Nvidia has rolled out its first nForce 7-series chipset, this one targeting Intel processors and supporting the GPU maker's new three-way SLI technology.
The Financial Services Authority (FSA) has fined Norwich Union £1.26m for failing to safeguard customers against fraud.
A sysadmin last week pleaded guilty to attempting to disrupt the power grid in California by shutting down a data center that managed the state's electricity supply.
Facebook is suing a Canadian skin-flick firm for trying to hack into its website.
Mac accessory maker Sonnet Technologies will this week begin selling its ExpressCard adaptor capable of taking a staggering 21 different memory card types.
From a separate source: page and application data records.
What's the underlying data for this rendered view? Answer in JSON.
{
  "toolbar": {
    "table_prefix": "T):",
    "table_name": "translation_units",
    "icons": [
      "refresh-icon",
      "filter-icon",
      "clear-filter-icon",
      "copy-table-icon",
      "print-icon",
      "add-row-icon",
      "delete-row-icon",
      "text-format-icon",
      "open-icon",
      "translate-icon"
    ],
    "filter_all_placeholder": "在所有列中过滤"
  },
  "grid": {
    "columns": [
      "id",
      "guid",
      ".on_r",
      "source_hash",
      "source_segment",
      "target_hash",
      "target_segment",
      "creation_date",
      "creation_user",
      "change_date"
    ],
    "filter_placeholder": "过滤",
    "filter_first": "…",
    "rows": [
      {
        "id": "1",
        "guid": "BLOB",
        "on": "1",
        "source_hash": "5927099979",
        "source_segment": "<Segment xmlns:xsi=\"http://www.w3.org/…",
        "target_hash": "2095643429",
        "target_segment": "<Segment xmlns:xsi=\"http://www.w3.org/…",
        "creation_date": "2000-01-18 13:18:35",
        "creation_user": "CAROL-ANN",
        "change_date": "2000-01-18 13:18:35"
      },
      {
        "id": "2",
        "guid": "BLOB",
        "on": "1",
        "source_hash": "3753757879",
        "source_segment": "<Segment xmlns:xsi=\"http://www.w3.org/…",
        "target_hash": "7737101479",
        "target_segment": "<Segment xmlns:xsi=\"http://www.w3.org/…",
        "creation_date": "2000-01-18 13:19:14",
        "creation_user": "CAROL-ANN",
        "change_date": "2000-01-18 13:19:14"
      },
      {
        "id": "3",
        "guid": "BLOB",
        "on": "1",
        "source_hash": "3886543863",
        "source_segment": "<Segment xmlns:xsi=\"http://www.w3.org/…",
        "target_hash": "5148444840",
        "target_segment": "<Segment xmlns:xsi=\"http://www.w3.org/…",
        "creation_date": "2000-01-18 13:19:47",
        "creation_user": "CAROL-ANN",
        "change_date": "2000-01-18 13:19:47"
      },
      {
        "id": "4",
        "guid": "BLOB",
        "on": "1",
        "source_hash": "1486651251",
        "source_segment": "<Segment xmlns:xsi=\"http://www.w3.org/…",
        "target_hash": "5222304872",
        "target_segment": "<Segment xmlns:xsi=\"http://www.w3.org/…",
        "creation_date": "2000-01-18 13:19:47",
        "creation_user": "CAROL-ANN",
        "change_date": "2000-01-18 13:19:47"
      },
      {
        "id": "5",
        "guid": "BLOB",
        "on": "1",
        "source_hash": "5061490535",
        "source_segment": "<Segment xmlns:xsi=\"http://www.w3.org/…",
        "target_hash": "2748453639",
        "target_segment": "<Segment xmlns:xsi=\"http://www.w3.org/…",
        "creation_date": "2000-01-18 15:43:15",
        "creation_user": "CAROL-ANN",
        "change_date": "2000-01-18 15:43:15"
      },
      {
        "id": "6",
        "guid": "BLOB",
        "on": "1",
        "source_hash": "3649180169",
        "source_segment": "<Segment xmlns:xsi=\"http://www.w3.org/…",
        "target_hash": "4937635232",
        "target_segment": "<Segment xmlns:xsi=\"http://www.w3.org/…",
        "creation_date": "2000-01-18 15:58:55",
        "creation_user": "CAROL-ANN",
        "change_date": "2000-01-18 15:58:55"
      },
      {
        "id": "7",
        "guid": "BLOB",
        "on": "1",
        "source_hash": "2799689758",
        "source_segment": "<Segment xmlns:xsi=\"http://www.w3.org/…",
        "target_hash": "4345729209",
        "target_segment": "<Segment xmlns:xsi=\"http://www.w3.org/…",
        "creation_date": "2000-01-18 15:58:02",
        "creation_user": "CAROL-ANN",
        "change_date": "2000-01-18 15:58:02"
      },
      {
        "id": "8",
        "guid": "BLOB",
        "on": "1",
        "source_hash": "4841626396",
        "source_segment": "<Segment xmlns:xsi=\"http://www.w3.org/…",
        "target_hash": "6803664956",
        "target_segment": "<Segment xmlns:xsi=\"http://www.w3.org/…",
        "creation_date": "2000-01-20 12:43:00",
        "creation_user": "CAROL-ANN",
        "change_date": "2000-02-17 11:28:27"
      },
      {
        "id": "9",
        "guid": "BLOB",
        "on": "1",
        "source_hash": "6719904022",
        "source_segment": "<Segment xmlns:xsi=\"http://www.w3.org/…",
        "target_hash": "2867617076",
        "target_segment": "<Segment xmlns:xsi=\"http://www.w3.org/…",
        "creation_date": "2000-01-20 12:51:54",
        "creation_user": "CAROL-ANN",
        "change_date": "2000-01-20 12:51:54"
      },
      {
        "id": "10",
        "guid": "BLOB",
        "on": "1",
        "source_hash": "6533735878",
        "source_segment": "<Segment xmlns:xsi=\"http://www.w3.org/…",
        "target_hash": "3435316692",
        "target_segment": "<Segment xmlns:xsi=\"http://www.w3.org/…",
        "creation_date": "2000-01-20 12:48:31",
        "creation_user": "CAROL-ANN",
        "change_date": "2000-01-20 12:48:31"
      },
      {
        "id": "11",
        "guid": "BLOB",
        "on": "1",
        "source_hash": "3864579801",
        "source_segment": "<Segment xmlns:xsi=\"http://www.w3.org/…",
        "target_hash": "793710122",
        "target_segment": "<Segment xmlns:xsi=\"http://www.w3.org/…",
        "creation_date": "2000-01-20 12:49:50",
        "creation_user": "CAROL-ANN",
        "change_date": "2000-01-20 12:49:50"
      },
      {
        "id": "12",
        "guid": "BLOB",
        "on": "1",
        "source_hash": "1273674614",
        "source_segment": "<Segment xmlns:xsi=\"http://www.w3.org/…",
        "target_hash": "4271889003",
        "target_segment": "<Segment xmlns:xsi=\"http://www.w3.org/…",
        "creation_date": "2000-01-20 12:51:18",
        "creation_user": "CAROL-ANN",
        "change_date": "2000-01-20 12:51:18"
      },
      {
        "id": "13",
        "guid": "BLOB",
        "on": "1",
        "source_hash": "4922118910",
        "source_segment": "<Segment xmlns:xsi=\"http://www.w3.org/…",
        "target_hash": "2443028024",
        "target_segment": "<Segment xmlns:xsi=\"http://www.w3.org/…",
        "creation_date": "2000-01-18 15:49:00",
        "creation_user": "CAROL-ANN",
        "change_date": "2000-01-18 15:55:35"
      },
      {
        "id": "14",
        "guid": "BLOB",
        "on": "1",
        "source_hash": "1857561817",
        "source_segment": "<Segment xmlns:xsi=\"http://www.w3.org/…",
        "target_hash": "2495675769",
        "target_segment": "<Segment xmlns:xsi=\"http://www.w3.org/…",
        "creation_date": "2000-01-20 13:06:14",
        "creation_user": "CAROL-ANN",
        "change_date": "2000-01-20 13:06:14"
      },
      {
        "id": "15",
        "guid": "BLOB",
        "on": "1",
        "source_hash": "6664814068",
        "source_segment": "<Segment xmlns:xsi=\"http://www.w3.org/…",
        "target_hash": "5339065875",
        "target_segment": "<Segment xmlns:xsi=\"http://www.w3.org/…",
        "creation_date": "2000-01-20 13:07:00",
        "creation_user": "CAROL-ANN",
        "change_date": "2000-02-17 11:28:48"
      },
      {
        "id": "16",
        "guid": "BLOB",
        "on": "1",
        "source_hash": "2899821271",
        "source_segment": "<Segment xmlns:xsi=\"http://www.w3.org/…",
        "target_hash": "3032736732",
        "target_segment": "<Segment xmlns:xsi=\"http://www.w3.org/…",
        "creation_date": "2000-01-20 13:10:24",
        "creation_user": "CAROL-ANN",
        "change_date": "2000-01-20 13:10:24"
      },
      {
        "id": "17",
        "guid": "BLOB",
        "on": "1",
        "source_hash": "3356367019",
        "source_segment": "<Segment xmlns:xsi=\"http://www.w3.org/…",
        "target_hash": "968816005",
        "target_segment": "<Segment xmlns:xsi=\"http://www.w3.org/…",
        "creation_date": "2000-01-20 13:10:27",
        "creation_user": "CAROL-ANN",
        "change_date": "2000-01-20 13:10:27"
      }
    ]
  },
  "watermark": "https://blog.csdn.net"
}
The chancellor Alistair Darling today batted away MPs questions on how his department handled the loss of 25 million child benefit records by repeatedly deferring to a report not due for several months.
Personal details of three million British driving test candidates are currently enjoying an extended fly drive holiday in the US, the transport secretary Ruth Kelly admitted this evening.
Electronic voting machines used in Ohio contain critical security failures that could jeopardize the integrity of state elections, according to a study commissioned by Secretary of State Jennifer Brunner.
Not to be outdone by rival peripheral interconnect technology USB, Firewire is likewise having its data throughput increased, the organisation behind the standard said today. But it's target speed of 3.2Gb/s falls some way below that of USB 3.0.
A Hard drive containing personal details of three million candidates for the UK driving theory test has gone missing from a "secure facility" in, perplexingly, Iowa, Transport Secretary Ruth Kelly has told the House of Commons. The hard drive went missing in May, but 'only' includes name, address, phone number and email - no financial data.
There could be changes afoot in the world of WiMAX. One rumor-happy research firm is claiming that US WiMAX pioneer Clearwire may soon be purchased by Intel, while another is speculating that the company will soon resume its defunct WiMAX relationship with Sprint Nextel.
A researcher has uncovered malware that targets commercial bank customers by logging into their online accounts and wiring large sums to accounts under the control of criminals.